No to Howard Roark

July 20, 2011 § 2 Comments

Yesterday, I ran into a bit of hospital promotion that left me amused, but also confused. This anecdote is set against the backdrop of the release of the US News & World Report Hospital Rankings, which has joyously ranked MGH at #2 of the honor roll hospitals and Brigham at #8 (two Partners hospitals in the top 10! new record! two top 10 hospitals in the same city! oh my! and so on), and Children’s Hospital of Boston at #1 for peditaric centers, which naturally paved the way for this kind of subtlety:


I’m a health management intern at MGH this summer, and so I take the Brigham-MGH shuttle to and from work every day. It’s about a half hour commute, and I spend it reading the House of God, which has been doing a great job of keeping it real. Which brings us to yesterday.

I came home from MGH, and cut through the Brigham as I always do, to exit through its back door and on to the HMS quad. It was then that I noticed that written on a large plasma screen was BRIGHAM IS A GOOD CITIZEN IN THE COMMUNITY.

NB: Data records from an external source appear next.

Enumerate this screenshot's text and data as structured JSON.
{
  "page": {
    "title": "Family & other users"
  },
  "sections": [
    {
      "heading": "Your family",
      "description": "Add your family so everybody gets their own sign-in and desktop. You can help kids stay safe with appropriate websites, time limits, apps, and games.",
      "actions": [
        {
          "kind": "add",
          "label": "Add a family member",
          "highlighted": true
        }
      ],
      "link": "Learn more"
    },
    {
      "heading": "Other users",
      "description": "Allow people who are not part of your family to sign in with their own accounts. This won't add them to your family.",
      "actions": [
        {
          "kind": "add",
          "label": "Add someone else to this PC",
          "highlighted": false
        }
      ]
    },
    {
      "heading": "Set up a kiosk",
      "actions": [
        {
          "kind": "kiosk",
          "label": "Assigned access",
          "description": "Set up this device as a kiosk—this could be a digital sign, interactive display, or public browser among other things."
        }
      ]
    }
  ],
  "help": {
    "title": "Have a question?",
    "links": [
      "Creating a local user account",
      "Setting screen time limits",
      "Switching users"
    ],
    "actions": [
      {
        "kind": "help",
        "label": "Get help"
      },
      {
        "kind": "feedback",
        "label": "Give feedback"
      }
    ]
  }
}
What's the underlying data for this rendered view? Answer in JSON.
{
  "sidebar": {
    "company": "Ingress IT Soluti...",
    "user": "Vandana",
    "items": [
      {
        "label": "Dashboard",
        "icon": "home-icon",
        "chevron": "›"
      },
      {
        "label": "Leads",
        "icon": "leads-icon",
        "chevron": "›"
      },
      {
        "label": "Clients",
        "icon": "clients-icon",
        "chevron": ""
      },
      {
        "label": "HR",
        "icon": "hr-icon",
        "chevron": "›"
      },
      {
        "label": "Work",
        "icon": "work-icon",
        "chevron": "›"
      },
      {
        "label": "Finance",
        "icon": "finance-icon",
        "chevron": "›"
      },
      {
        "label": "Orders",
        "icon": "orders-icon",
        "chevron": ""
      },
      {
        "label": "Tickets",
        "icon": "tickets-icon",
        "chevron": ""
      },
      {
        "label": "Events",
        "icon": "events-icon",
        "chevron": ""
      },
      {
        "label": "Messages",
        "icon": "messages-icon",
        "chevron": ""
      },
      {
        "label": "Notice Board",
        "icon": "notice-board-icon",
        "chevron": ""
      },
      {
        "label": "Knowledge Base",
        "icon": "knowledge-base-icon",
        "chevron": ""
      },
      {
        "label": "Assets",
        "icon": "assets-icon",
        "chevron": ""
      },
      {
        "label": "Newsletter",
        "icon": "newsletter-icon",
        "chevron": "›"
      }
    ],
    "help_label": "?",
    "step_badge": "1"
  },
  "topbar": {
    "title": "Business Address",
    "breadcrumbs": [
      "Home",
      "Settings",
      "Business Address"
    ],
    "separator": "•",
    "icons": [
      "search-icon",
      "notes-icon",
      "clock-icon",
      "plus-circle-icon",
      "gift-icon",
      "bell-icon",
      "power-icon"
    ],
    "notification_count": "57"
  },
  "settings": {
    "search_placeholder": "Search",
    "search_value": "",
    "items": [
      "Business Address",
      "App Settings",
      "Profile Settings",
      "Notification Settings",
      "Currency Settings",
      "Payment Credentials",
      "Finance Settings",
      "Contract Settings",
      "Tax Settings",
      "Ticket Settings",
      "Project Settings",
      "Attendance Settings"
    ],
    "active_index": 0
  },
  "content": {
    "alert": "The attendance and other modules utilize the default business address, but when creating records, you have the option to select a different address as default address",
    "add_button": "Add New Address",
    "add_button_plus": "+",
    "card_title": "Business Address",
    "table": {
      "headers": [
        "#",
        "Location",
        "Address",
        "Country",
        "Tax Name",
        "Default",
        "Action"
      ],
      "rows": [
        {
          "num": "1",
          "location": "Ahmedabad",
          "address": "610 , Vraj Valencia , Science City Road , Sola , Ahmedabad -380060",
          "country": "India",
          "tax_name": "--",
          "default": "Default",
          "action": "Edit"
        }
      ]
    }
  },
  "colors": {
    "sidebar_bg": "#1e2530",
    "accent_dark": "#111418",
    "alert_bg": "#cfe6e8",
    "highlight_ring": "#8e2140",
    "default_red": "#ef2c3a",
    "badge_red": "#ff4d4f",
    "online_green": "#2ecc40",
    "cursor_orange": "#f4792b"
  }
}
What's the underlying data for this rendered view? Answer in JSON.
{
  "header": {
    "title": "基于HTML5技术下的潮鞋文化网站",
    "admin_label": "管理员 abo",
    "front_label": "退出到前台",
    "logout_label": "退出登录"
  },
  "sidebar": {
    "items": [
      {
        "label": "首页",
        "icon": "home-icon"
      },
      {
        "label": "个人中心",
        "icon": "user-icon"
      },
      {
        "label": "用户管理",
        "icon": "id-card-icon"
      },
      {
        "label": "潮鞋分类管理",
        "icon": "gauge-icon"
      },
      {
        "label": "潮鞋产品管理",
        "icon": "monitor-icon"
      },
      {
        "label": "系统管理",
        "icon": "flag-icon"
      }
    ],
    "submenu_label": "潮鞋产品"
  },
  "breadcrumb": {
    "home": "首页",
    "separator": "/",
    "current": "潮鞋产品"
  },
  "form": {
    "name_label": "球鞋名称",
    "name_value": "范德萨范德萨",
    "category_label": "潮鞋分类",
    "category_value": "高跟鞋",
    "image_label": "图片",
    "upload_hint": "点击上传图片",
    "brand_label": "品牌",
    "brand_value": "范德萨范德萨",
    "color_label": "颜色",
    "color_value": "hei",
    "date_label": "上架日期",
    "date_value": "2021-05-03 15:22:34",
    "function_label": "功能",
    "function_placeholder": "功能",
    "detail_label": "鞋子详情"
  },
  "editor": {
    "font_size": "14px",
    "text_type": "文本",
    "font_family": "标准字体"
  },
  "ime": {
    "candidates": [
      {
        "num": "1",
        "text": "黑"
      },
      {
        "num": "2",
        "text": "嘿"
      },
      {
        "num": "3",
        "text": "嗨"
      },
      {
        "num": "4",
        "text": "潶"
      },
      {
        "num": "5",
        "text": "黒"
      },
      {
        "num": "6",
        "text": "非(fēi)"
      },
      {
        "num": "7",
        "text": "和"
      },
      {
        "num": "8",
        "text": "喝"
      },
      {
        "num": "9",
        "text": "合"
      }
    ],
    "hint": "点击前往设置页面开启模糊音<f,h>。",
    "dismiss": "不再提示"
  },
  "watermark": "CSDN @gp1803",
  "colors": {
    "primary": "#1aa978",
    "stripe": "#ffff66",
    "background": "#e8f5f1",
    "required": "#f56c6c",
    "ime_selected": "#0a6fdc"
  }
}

At first I thought, Peter Bent Brigham? Like from the 1800s? Random. Then I grew sensible, and a bit conflicted.

Linguistics friends, does this sentence work? Can a hospital be a good citizen? I’m doubtful. Yet the reverse is true at times. I could say my mom is a pillar of strength, even though she’s not really supporting our roof (actually she might not object to that either…), or that she’s a foundation of support (but that’s stretching it, yeah?). But could I call my mother a good edifice in the community, or a famous tertiary care hospital serving millions? Not unless I was Vladimir Nabokov and being generally ridiculous, but brilliant. But even then.

I want to have a word with Brigham’s PR guy and question the merit of that bit of promotion. And yet I kind of prefer Brigham’s quiet restating of its mission over Children’s’ flashiness, just next door.

Ah! I just realized that my anthropomorphism of these hospitals lends credence to their PR campaign and undermines my whole argument. Dammit.

§ 2 Responses to No to Howard Roark

  • Samyukta says:

    I should’ve consulted with you first, shouldn’t I have?.

  • desigonzalez says:

    Samyukta–I think you know the perils of asking your “linguistics friends” their advice on just about anything language-related. Hold on a minute while I get on my linguistics soapbox. Well, my first obnoxious comment is that linguistics aims to describe how language is used, not how it should be used. (The blog Motivated Grammar does a pretty good job at that: But secondly, I think it totally works. With “pillar of strength” and the like, you’re talking about metaphors that have become idioms and almost cliches. Calling your mother a good edifice in the community doesn’t sound right because, even though a pillar may be a part of an edifice, it doesn’t have the same connotations of support–in the context of the metaphor, emotional rather than physical. I think Brigham as a good citizen works because of the image that the hospital is trying to convey, one of compassion and community.

Leave a Reply

Fill in your details below or click an icon to log in: Logo

You are commenting using your account. Log Out / Change )

Twitter picture

You are commenting using your Twitter account. Log Out / Change )

Facebook photo

You are commenting using your Facebook account. Log Out / Change )

Google+ photo

You are commenting using your Google+ account. Log Out / Change )

Connecting to %s

What’s this?

You are currently reading No to Howard Roark at Samyukta Mullangi.